[Element data from apps and pages]

↓↓↓

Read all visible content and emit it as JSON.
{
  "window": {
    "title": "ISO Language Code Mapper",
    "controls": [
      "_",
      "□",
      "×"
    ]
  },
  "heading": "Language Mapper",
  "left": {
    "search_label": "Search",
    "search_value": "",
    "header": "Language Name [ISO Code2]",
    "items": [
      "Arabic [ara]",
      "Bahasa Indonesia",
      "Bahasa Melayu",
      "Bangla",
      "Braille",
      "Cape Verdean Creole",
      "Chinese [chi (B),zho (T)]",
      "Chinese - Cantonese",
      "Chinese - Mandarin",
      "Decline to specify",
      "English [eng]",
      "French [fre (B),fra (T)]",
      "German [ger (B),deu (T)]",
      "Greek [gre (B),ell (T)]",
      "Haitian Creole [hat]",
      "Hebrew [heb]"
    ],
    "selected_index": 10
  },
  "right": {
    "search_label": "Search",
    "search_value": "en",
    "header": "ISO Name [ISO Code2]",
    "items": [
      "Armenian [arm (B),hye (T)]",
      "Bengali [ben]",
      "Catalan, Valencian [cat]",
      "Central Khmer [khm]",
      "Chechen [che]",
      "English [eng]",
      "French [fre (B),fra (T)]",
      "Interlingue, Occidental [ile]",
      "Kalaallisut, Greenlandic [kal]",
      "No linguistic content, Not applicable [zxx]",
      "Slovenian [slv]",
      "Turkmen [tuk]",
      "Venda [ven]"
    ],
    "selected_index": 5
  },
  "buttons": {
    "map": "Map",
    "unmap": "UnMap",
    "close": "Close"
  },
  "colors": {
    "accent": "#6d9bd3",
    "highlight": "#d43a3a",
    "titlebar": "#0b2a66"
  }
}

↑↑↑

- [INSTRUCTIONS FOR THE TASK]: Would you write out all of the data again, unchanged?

- [COMPLETED EXERCISE]:
Read all visible content and emit it as JSON.
{
  "window": {
    "title": "ISO Language Code Mapper",
    "controls": [
      "_",
      "□",
      "×"
    ]
  },
  "heading": "Language Mapper",
  "left": {
    "search_label": "Search",
    "search_value": "",
    "header": "Language Name [ISO Code2]",
    "items": [
      "Arabic [ara]",
      "Bahasa Indonesia",
      "Bahasa Melayu",
      "Bangla",
      "Braille",
      "Cape Verdean Creole",
      "Chinese [chi (B),zho (T)]",
      "Chinese - Cantonese",
      "Chinese - Mandarin",
      "Decline to specify",
      "English [eng]",
      "French [fre (B),fra (T)]",
      "German [ger (B),deu (T)]",
      "Greek [gre (B),ell (T)]",
      "Haitian Creole [hat]",
      "Hebrew [heb]"
    ],
    "selected_index": 10
  },
  "right": {
    "search_label": "Search",
    "search_value": "en",
    "header": "ISO Name [ISO Code2]",
    "items": [
      "Armenian [arm (B),hye (T)]",
      "Bengali [ben]",
      "Catalan, Valencian [cat]",
      "Central Khmer [khm]",
      "Chechen [che]",
      "English [eng]",
      "French [fre (B),fra (T)]",
      "Interlingue, Occidental [ile]",
      "Kalaallisut, Greenlandic [kal]",
      "No linguistic content, Not applicable [zxx]",
      "Slovenian [slv]",
      "Turkmen [tuk]",
      "Venda [ven]"
    ],
    "selected_index": 5
  },
  "buttons": {
    "map": "Map",
    "unmap": "UnMap",
    "close": "Close"
  },
  "colors": {
    "accent": "#6d9bd3",
    "highlight": "#d43a3a",
    "titlebar": "#0b2a66"
  }
}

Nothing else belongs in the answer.